Where does the market go from here? There are clear signs of slowing in global and American growth. Canada is an exception to this, with its economy performing well.
Monetary ease, in an attempt to forestall further weakness has returned everywhere but Canada. Bond yields, primarily in Europe, have fallen deeper into negative territory. It is premature to fear a recession in the near term, but GDP growth should abate somewhat.
The U.S. consumer remains confident and employment remains strong, while inflation actually stirred to everyone’s surprise. It is likely that bond yields will stay suppressed indefinitely, but we believe that a modest uptrend in yields may take place, especially if inflation continues to tick up.

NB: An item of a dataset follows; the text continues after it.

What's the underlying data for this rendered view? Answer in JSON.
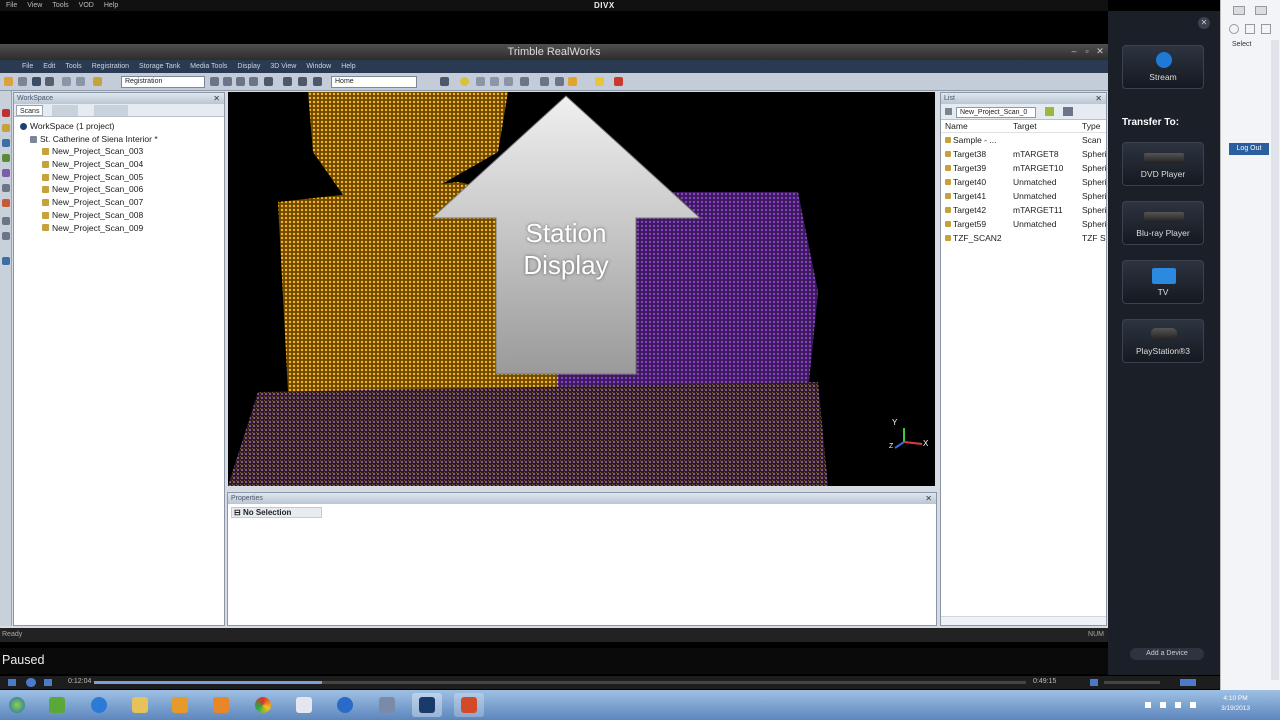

Of course, global trade concerns are of major importance but it is difficult to predict the outcome or impact. Thus, they are the wild card and could lead to market disruption.
Canada is enjoying a period of positive economic results which should leave the Bank of Canada on the sidelines. The strength in the loonie will act as a de facto tightening, which should continue as the Fed contemplates lowering rates and weakening the U.S. dollar as a result.
June 13, 2019 | By Hank Cunningham
The stage is set for monetary easing. Fed Chair Powell signalled as much and the market has priced in one cut in July and two more for the rest of the year. This has resulted in a modest steepening in the yield curve, as measured by the two-year-ten-year spread, mostly as a result of the plunge in the two-year yield. Presently at 1.93%, the two-year is approximately 50bps below the Fed Funds Rate.
While bond yields may ebb and flow, we are in for a sustained period of low interest rates and bond yields.
The Bank of Canada finds itself in an interesting position. With the Fed poised to ease, the bank is being pressured to follow but, given the recent strength across the Canadian economy, it may hold off for now. The loonie moved up steadily given the relatively attractive fundamental differences between the U.S. and Canadian economies. As a strong Canadian dollar represents de facto tightening, the Bank of Canada may have little option but to follow the Fed.
Credit conditions improved following the relaxation in trade tensions, witnessed in the narrowing yield spreads between corporate bonds, investment-grade, high-yield and government bonds.
May 9, 2019 | By Hank Cunningham
Bond yields have reached the low end of what we perceive to be a 2.40-2.80% trading range. If Fed Chair Powell is correct in labelling the recent softness in inflation as “transitory”, then bond yields may tick higher. Some of the recent decline in yields may also have emanated from the safe-haven bid after the latest trade spat.
Global growth is positive but at a reduced pace from 2018; Europe is mired in a 1% growth phase with a majority of its bonds at negative yields.
With most central banks on the sidelines (i.e., no tightening), corporations have little to fear from rising rates. Corporate bond yields, both investment grade and high yield, have thus narrowed versus government yields. This has held true in Canada where the Bank of Canada finally abandoned its tightening bias.
Thus far, inflation has not shown any signs of accelerating and we expect no jarring moves in bond yields.